* _EXERCISE_
This exercise requires every record to be repeated exactly.

--- DATA SHOWN Enclosed Below ---

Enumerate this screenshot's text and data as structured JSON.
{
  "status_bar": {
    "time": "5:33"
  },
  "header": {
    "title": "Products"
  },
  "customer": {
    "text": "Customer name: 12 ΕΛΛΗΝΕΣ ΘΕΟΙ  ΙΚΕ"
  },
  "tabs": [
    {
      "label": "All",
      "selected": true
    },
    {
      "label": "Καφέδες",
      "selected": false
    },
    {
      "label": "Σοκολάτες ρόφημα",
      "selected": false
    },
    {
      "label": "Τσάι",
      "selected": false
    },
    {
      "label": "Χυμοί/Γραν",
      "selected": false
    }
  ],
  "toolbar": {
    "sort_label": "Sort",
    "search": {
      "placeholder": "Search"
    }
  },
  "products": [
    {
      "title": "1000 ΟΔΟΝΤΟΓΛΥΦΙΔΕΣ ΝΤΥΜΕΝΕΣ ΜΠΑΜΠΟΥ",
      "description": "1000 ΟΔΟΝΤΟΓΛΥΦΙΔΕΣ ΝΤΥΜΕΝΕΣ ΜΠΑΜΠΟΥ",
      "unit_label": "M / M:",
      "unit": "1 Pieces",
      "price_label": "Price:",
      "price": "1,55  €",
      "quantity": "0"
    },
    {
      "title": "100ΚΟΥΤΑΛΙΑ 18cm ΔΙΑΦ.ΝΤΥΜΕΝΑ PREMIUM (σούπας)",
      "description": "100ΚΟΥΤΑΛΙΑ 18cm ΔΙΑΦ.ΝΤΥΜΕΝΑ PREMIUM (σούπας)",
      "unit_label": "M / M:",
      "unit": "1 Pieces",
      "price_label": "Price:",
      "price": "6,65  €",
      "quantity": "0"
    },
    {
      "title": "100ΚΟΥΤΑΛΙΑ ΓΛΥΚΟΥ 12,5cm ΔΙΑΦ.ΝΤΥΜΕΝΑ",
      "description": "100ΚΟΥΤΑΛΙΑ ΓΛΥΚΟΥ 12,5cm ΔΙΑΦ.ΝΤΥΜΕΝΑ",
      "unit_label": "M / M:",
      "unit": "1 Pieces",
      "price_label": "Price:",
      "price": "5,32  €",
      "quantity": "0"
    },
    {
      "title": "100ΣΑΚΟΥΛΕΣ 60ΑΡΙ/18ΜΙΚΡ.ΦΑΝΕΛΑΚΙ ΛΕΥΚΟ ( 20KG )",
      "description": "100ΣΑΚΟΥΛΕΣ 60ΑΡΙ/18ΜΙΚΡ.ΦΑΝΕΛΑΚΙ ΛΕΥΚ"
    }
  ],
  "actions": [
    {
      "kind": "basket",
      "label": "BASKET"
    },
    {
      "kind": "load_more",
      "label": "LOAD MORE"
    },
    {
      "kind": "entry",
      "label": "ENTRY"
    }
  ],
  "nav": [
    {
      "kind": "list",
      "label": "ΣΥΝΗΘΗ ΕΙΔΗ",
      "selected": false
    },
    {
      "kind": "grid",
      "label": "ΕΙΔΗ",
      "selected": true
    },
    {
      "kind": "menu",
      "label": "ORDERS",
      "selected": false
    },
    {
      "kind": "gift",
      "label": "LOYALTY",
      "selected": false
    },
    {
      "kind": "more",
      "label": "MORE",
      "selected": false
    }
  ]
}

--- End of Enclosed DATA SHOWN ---

* _WRITTEN SOLUTION_
Enumerate this screenshot's text and data as structured JSON.
{
  "status_bar": {
    "time": "5:33"
  },
  "header": {
    "title": "Products"
  },
  "customer": {
    "text": "Customer name: 12 ΕΛΛΗΝΕΣ ΘΕΟΙ  ΙΚΕ"
  },
  "tabs": [
    {
      "label": "All",
      "selected": true
    },
    {
      "label": "Καφέδες",
      "selected": false
    },
    {
      "label": "Σοκολάτες ρόφημα",
      "selected": false
    },
    {
      "label": "Τσάι",
      "selected": false
    },
    {
      "label": "Χυμοί/Γραν",
      "selected": false
    }
  ],
  "toolbar": {
    "sort_label": "Sort",
    "search": {
      "placeholder": "Search"
    }
  },
  "products": [
    {
      "title": "1000 ΟΔΟΝΤΟΓΛΥΦΙΔΕΣ ΝΤΥΜΕΝΕΣ ΜΠΑΜΠΟΥ",
      "description": "1000 ΟΔΟΝΤΟΓΛΥΦΙΔΕΣ ΝΤΥΜΕΝΕΣ ΜΠΑΜΠΟΥ",
      "unit_label": "M / M:",
      "unit": "1 Pieces",
      "price_label": "Price:",
      "price": "1,55  €",
      "quantity": "0"
    },
    {
      "title": "100ΚΟΥΤΑΛΙΑ 18cm ΔΙΑΦ.ΝΤΥΜΕΝΑ PREMIUM (σούπας)",
      "description": "100ΚΟΥΤΑΛΙΑ 18cm ΔΙΑΦ.ΝΤΥΜΕΝΑ PREMIUM (σούπας)",
      "unit_label": "M / M:",
      "unit": "1 Pieces",
      "price_label": "Price:",
      "price": "6,65  €",
      "quantity": "0"
    },
    {
      "title": "100ΚΟΥΤΑΛΙΑ ΓΛΥΚΟΥ 12,5cm ΔΙΑΦ.ΝΤΥΜΕΝΑ",
      "description": "100ΚΟΥΤΑΛΙΑ ΓΛΥΚΟΥ 12,5cm ΔΙΑΦ.ΝΤΥΜΕΝΑ",
      "unit_label": "M / M:",
      "unit": "1 Pieces",
      "price_label": "Price:",
      "price": "5,32  €",
      "quantity": "0"
    },
    {
      "title": "100ΣΑΚΟΥΛΕΣ 60ΑΡΙ/18ΜΙΚΡ.ΦΑΝΕΛΑΚΙ ΛΕΥΚΟ ( 20KG )",
      "description": "100ΣΑΚΟΥΛΕΣ 60ΑΡΙ/18ΜΙΚΡ.ΦΑΝΕΛΑΚΙ ΛΕΥΚ"
    }
  ],
  "actions": [
    {
      "kind": "basket",
      "label": "BASKET"
    },
    {
      "kind": "load_more",
      "label": "LOAD MORE"
    },
    {
      "kind": "entry",
      "label": "ENTRY"
    }
  ],
  "nav": [
    {
      "kind": "list",
      "label": "ΣΥΝΗΘΗ ΕΙΔΗ",
      "selected": false
    },
    {
      "kind": "grid",
      "label": "ΕΙΔΗ",
      "selected": true
    },
    {
      "kind": "menu",
      "label": "ORDERS",
      "selected": false
    },
    {
      "kind": "gift",
      "label": "LOYALTY",
      "selected": false
    },
    {
      "kind": "more",
      "label": "MORE",
      "selected": false
    }
  ]
}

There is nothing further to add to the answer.